Having seen Messiah, I’m now eagerly looking forward to the film version of Les Miserables, which releases Christmas Day. Assuming it’s faithful to the musical version, which included the strong religious themes of the book, it will communicate a powerful picture of grace to a wide audience.
I once had a coworker who didn’t fully understand why myself and others he knew were so keen on art’s ability to shape the culture and communicate powerful truths. Then one morning he walked into the office and said, “I get it.” He’d been to see Les Miserables over the weekend.
Christopher West says it well:
“Les Mis sings gloriously of the hope of the Gospel itself. And that’s one of the things I simply love about this musical: it’s a thoroughly sacred work of art that has been whole-heartedly embraced by the secular world. For the “miserable ones” of this story, redemption is real, heaven is real, and “to love another person is to see the face of God…” You “have to tell this story from the point of view that God exists,” says Tom Hooper, the film’s director. It simply doesn’t work otherwise.
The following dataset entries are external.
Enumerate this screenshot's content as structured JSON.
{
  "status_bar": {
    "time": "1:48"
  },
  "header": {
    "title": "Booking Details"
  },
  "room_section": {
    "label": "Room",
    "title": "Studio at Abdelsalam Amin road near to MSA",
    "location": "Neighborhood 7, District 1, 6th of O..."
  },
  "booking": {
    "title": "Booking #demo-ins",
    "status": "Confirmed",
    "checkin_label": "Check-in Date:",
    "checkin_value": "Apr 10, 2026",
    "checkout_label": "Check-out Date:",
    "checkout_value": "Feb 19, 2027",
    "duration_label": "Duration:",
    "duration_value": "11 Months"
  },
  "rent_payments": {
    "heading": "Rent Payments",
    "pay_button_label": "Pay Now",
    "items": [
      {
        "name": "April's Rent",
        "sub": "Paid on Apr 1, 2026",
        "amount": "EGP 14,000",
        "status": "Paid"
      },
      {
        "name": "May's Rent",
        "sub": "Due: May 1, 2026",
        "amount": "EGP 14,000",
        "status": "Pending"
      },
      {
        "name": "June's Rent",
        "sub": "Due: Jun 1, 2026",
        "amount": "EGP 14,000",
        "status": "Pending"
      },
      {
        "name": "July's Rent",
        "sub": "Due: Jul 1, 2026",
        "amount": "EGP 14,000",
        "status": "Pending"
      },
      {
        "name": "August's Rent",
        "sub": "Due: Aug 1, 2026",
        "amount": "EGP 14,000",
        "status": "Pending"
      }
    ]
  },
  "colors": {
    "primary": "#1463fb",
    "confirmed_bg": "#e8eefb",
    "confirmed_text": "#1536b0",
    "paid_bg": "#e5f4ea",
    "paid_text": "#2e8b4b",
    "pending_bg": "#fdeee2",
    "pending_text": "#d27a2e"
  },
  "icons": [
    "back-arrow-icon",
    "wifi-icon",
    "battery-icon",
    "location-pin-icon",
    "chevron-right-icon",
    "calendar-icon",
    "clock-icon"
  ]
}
So, how did a musical which portrays Catholic bishops as beacons of love, presents Christian virtue as lighting the way to heaven, and weaves divine mercy throughout ever come to be celebrated by the moguls of London, New York, and now Hollywood? Maybe because Les Mis is good art that simply unfolds a human story without an agenda. Honest, artful story telling moves, challenges, and transforms the heart in its own way, and in its own time: overt altar calls aren’t needed; nor desired. For when the deepest cries of the human heart are given voice and given hope, everyone with ears to “hear the people sing” listens and responds.”